RECORDS PROVIDED Start Marker
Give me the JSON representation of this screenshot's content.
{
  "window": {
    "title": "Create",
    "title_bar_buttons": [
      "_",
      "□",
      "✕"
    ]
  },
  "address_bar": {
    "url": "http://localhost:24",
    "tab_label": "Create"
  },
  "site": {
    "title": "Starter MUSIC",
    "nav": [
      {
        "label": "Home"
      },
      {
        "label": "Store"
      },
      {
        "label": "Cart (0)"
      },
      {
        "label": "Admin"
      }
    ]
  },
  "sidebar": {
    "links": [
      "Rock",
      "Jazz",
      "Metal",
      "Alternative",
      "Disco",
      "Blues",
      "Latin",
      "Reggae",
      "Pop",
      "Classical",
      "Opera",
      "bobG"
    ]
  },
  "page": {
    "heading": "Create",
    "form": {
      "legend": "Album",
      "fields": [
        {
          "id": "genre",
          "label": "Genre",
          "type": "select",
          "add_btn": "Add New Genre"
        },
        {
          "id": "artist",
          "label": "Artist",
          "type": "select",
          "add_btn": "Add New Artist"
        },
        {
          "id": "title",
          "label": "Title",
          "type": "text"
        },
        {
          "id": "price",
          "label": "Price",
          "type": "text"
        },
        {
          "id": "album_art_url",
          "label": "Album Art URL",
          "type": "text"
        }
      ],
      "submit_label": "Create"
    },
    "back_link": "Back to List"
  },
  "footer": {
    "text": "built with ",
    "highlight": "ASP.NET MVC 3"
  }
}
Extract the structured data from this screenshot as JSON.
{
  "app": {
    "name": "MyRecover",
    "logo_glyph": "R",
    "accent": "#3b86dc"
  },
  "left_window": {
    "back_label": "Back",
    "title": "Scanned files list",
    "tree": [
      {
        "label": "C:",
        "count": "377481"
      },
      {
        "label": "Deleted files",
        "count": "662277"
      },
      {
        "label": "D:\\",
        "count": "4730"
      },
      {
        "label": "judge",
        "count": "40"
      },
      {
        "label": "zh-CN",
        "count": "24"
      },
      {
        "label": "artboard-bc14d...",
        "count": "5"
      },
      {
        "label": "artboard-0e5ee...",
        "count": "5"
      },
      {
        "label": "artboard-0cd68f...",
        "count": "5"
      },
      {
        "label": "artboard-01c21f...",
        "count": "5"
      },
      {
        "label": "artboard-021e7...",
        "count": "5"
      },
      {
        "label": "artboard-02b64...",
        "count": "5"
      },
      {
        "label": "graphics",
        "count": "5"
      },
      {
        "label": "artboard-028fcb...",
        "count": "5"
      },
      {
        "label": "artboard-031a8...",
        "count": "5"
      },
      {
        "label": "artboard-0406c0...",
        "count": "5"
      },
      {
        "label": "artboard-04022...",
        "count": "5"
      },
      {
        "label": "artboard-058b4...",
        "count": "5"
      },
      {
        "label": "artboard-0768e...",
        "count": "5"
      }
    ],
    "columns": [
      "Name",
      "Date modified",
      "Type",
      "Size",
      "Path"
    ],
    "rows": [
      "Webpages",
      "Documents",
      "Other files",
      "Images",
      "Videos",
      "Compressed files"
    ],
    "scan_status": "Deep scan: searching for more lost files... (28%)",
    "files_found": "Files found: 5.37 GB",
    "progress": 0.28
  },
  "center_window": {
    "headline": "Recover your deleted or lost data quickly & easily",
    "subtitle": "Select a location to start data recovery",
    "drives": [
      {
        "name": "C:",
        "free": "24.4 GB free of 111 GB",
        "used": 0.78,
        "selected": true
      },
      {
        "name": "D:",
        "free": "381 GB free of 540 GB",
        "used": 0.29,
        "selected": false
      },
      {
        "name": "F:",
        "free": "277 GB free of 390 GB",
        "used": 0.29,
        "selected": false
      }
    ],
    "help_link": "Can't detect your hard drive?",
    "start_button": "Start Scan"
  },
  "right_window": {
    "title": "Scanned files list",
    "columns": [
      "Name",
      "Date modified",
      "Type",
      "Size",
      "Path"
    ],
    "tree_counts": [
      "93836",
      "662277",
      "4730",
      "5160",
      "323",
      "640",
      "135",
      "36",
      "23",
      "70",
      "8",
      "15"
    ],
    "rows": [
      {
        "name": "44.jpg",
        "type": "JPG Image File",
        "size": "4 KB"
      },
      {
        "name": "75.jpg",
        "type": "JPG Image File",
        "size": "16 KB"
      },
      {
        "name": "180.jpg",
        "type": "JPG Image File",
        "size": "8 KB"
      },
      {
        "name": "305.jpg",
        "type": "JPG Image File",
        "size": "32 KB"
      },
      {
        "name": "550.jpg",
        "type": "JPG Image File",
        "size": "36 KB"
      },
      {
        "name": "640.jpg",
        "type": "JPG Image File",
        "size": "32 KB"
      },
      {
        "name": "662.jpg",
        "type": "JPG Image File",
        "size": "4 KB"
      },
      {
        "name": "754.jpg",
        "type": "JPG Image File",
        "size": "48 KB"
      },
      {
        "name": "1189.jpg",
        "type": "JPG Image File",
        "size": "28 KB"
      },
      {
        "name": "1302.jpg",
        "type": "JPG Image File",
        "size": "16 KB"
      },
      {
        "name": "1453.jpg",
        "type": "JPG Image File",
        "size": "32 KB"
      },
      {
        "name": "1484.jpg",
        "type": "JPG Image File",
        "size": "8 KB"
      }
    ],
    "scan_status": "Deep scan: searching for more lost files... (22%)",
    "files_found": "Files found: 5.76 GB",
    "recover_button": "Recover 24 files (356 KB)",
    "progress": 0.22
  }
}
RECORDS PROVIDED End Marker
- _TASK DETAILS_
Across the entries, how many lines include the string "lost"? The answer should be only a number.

- _RESULT FOR THIS TASK_
3